3. It is our function as artists to make the spectator see the world our way not his way.

4. We favor the simple expression of the complex thought. We are for the large shape because it has the impact of the unequivocal. We wish to reassert the picture plane. We are for flat forms because they destroy illusion and reveal truth.

5. It is a widely accepted notion among painters that it does not matter what one paints as long as it is well painted.

6. There is no such thing as a good painting about nothing.

7. We assert that the subject is crucial and only that subject matter is valid which is tragic and timeless. That is why we profess spiritual kinship with primitive and archaic art.

(source)

What’s so striking to me about these statements is that you can replace the various uses of art and painting with research and theory and the manifesto works just as well. Most points seem to translate directly. Rothko’s second point may be the hardest to defend as the rejection of common-sense may invoke a knee-jerk reaction from the pragmatist in us all, but I’d be willing to interpret it as a romanticized expression for the necessity of imaginative and original research questions. The fourth point is my favorite. It speaks to the excitement of finding a simple yet powerful theory that brings transparency to prior opaqueness. Lastly, the final point about the subject must be timeless and tragic: I’m not sure exactly what Rothko means by timeless, or rather how literally he meant it. Humanity is obviously not timeless, so I’m not sure how a piece of art – which by necessity reflects the human condition – could truly be timeless. Now, assuming he meant timeless to humanity, then I think it’s a fantastic point. The best answers to questions are not temporally locked, but true everywhere and as long as humanity is bumbling about.

(Yes, physics, I can see your smug look from here. You’ve got the “timeless” thing locked down. Congrats.)

“Oh. So, like subliminal messages?”

Standard

That’s the question I often get asked when I begin to explain my research. It’s a fantastic question. I mean, how exciting would it be to actually develop subliminal messages? Ethically dubious (at best), but exciting none-the-less. No, my aims are much less grandiose than world domination.

That being said, audio-in-media research seems to be underrepresented as a whole. There’s probably a litany of reasons, ranging from lack of interest to difficulty of understanding the neurological responses to audio compared to visuals. The prior is something I have in copious amounts and the latter I am equally baffled. But regardless of the difficulty, as every research area has its own challenges, there is presently a dearth of knowledge and I am working to help fill the gaps.

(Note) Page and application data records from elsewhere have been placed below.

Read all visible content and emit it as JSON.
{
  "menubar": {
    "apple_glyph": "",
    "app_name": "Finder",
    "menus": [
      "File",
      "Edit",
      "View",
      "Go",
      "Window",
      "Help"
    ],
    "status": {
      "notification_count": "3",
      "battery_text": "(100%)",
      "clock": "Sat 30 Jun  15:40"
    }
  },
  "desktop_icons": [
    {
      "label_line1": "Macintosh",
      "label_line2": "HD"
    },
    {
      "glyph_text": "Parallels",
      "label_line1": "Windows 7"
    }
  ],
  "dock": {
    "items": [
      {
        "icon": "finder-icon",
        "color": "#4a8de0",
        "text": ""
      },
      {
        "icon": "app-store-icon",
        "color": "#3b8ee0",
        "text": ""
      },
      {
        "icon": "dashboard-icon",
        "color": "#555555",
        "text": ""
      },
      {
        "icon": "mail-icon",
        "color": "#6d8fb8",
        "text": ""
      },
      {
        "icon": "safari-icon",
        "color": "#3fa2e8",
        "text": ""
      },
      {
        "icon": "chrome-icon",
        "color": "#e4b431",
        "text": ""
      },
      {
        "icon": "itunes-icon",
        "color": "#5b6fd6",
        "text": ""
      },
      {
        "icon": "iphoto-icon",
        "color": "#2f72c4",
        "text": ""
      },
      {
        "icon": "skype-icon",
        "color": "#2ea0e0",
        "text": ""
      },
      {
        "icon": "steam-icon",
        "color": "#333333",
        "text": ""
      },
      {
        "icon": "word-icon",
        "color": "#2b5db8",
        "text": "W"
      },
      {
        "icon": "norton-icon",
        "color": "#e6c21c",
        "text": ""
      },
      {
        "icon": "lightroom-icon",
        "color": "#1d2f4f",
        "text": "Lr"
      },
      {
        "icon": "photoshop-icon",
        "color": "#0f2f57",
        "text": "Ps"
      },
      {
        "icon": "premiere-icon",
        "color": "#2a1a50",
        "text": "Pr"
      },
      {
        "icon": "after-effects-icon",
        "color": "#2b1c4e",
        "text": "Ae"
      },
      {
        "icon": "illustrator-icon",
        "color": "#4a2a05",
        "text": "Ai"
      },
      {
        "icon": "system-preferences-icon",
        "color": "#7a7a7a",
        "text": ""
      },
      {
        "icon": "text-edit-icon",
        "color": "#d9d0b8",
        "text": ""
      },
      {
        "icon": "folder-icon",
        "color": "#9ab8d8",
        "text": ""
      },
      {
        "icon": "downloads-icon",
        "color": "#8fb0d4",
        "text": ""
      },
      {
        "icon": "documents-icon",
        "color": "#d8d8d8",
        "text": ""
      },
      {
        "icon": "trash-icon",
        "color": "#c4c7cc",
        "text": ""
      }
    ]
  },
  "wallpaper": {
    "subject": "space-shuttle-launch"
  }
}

Generally, my current research projects all keep me in the realm of cognitive processing of media and using psychophysiological data to help express that processing. One project is looking at evolved vs symbolic visual and aural communication. More on this one later as it develops. Another, which we’ve taken to calling “My Missing Bridge,” is about cognition of familiar songs that have been edited to remove most verses and – you guessed it – the bridge. “My Missing Bridge” has recently been accepted to the 2014 International Communication Association conference. Another study that’s gearing up is about reinterpreting the venerable Fletcher-Munson study through the lens of LC4MP. I’m really excited about this one, as it could lay some important groundwork for future study. Another that’s quickly growing legs is focused on generative music in video games: can a generative soundtrack increase flow? Aside from audio, I’m involved in a study that involves collecting psychophysiology data on people viewing pornography with Dr. Bryant Paul, who has a great nickname.

So that’s what I’m up to right now. I’ll post updates as they become available.